A few days ago I wrote a bout what does it means to write “bad” code, what makes a source code “bad” and why “bad” source code gets written. One of the things I truly believe is that in order to be good software developers, we have to expose ourselves and experience the pain of inheriting “bad” source code and maintaining bad or poorly written source code.
By experience bad code we will be more motivated to actually and proactively find ways to write better code, there are many many many ways to write very good code, and the many techniques vary from small naming conventions to big architectural guidelines to proven patterns and practices. And if you believe in karma and what goes around comes around, if you write good code you will inherit good code and will inspired other people around you to write better code.
In general good source code can be describe with one word: “encapsulation”. I would argue that most if not all the good wisdom, patterns and practices in source development and software engineering can be explained with that single purpose: encapsulation.
Encapsulation in software development is so powerful that all the good practices and patterns that our teachers and colleagues tell us to use in our everyday software development and design duties, can have its motivation explaining by that single most important concept of encapsulation.
What I am saying here encapsulation is a very good thing at all the stack levels of software development and engendering. But of course the problem is when people don’t understand very well what is encapsulation and why is so good.
For now I will leave you with the condense message that in order to be a good developer is a very good practice to understand and work with “bad” and hard to maintain code.
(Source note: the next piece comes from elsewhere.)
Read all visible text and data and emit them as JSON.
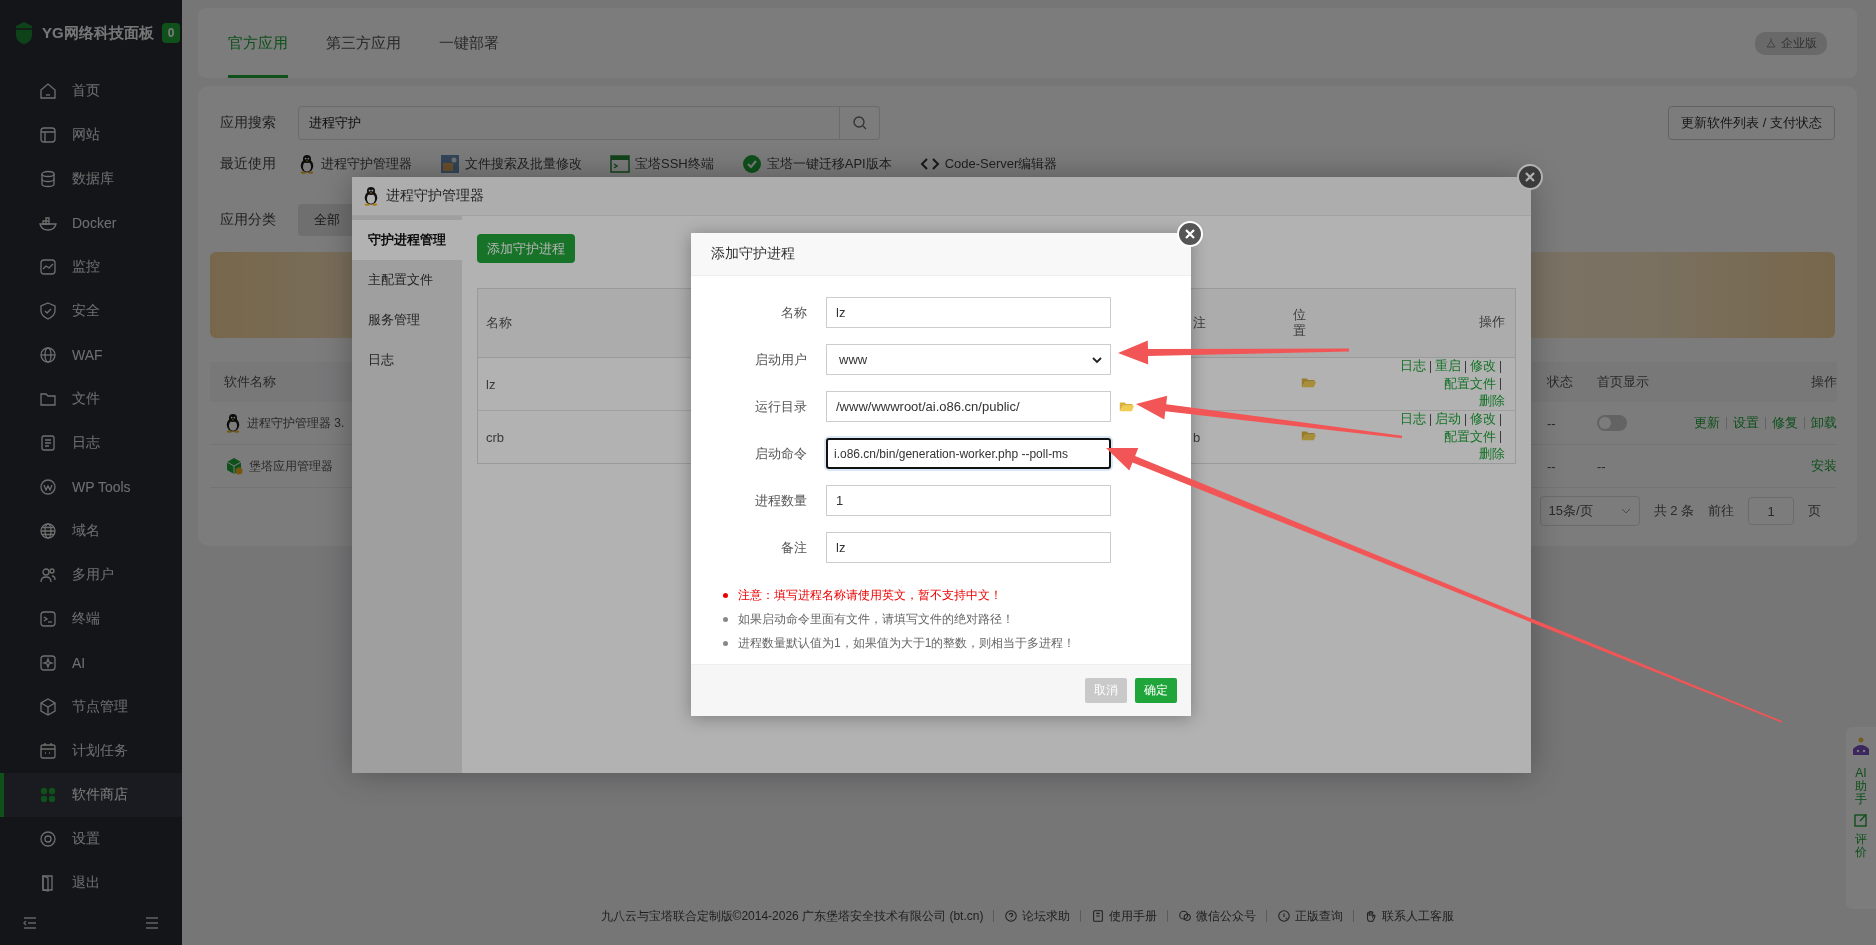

And the answer to write really good source code is by applying in the right way the concept of encapsulation.
In order to understand encapsulation you need to understand its definition and the definition of all the related concepts around it. I will be exploring more about encapsulation in a future blog post.